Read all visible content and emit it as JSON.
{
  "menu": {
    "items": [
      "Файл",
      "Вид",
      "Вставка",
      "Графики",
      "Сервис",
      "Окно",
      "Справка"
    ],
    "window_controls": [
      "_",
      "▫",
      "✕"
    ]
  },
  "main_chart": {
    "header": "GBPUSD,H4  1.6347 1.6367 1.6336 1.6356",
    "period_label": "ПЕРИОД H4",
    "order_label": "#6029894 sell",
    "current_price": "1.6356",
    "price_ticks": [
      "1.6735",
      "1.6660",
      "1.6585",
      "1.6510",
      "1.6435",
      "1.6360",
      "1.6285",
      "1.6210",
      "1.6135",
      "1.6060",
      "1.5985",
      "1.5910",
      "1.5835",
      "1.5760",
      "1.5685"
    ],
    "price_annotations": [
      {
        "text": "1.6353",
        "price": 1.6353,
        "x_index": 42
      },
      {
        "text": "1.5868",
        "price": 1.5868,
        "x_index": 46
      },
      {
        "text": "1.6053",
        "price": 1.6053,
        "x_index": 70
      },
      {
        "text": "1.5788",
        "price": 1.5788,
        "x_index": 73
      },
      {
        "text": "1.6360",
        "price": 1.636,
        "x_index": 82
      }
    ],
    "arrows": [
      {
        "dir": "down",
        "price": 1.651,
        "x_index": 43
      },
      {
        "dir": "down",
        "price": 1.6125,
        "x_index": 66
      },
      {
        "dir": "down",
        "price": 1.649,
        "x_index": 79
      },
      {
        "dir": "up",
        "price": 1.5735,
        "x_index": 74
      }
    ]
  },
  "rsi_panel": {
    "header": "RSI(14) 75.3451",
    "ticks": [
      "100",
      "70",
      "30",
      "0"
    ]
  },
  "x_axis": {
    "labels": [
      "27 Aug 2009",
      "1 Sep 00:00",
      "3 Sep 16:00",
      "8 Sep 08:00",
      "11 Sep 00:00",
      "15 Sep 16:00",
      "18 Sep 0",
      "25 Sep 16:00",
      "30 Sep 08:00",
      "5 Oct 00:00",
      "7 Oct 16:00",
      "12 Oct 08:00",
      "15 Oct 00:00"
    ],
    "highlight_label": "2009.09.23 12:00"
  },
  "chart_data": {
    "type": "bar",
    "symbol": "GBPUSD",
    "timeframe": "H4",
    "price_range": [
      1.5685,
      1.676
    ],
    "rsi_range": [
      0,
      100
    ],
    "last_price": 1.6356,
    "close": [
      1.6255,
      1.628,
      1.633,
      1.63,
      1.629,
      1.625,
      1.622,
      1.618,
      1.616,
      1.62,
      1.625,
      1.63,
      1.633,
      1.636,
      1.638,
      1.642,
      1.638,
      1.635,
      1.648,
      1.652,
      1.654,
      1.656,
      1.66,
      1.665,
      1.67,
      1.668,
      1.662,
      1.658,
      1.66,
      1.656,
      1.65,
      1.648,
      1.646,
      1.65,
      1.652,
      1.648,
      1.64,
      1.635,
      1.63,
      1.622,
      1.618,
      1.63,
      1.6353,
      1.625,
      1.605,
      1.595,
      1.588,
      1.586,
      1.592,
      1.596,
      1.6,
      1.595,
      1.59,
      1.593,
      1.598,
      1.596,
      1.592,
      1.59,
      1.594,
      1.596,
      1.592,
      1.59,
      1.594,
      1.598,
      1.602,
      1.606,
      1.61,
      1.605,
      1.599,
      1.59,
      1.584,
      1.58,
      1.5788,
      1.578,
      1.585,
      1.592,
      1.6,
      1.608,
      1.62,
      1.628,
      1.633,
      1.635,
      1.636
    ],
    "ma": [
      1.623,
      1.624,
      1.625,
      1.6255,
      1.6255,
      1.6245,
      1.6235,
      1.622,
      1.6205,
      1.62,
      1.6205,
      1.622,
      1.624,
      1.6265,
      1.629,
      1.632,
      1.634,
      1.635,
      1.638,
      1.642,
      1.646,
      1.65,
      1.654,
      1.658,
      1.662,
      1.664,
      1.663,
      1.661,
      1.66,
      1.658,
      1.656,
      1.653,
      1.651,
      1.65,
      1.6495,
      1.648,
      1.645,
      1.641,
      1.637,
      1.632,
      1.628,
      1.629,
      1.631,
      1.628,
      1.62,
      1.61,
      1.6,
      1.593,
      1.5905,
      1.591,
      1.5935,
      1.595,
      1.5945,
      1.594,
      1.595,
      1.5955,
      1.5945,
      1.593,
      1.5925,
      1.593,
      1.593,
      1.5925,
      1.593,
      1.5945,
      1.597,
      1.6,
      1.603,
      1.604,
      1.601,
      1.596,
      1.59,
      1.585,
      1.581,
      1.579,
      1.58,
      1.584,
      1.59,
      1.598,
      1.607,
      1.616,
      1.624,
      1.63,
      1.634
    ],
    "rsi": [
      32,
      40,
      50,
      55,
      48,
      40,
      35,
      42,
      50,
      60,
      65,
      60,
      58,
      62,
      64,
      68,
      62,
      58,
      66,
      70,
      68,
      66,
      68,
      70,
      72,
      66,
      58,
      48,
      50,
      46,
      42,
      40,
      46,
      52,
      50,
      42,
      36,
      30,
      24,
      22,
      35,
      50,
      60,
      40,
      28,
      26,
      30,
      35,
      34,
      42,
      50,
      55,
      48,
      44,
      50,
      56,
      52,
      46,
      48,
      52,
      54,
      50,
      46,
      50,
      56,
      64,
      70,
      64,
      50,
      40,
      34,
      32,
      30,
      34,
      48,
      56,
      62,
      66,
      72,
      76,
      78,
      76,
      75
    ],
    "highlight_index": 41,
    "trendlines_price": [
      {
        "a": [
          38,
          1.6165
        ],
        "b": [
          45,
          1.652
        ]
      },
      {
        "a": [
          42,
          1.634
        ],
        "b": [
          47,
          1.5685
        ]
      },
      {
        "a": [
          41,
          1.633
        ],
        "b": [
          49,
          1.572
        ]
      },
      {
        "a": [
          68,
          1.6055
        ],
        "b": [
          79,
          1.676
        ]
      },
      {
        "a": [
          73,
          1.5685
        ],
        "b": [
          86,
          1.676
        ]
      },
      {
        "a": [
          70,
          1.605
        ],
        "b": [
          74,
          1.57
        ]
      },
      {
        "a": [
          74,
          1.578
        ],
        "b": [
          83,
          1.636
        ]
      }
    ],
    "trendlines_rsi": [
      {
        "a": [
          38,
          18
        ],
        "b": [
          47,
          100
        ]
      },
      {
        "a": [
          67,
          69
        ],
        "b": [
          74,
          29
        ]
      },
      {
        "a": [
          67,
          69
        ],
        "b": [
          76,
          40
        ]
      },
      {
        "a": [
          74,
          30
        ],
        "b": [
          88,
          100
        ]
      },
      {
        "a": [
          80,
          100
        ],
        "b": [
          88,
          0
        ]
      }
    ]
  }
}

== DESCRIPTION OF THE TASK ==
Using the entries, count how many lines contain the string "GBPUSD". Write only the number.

== RESPONSE BOX ==
2